====== DATA ======

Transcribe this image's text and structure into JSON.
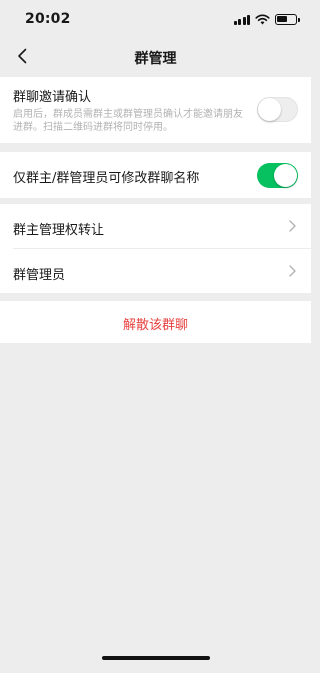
{
  "status_bar": {
    "time": "20:02",
    "icons": [
      "signal-icon",
      "wifi-icon",
      "battery-icon"
    ]
  },
  "nav": {
    "title": "群管理",
    "back_icon": "chevron-left-icon"
  },
  "invite_confirm": {
    "title": "群聊邀请确认",
    "description": "启用后，群成员需群主或群管理员确认才能邀请朋友进群。扫描二维码进群将同时停用。",
    "enabled": false
  },
  "only_admin_rename": {
    "title": "仅群主/群管理员可修改群聊名称",
    "enabled": true
  },
  "menu": [
    {
      "label": "群主管理权转让",
      "icon": "chevron-right-icon"
    },
    {
      "label": "群管理员",
      "icon": "chevron-right-icon"
    }
  ],
  "dissolve": {
    "label": "解散该群聊"
  },
  "colors": {
    "accent_green": "#07c160",
    "danger_red": "#e64340",
    "background": "#ededed"
  }
}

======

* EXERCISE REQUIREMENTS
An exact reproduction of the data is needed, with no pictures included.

* FINAL ANSWER
Transcribe this image's text and structure into JSON.
{
  "status_bar": {
    "time": "20:02",
    "icons": [
      "signal-icon",
      "wifi-icon",
      "battery-icon"
    ]
  },
  "nav": {
    "title": "群管理",
    "back_icon": "chevron-left-icon"
  },
  "invite_confirm": {
    "title": "群聊邀请确认",
    "description": "启用后，群成员需群主或群管理员确认才能邀请朋友进群。扫描二维码进群将同时停用。",
    "enabled": false
  },
  "only_admin_rename": {
    "title": "仅群主/群管理员可修改群聊名称",
    "enabled": true
  },
  "menu": [
    {
      "label": "群主管理权转让",
      "icon": "chevron-right-icon"
    },
    {
      "label": "群管理员",
      "icon": "chevron-right-icon"
    }
  ],
  "dissolve": {
    "label": "解散该群聊"
  },
  "colors": {
    "accent_green": "#07c160",
    "danger_red": "#e64340",
    "background": "#ededed"
  }
}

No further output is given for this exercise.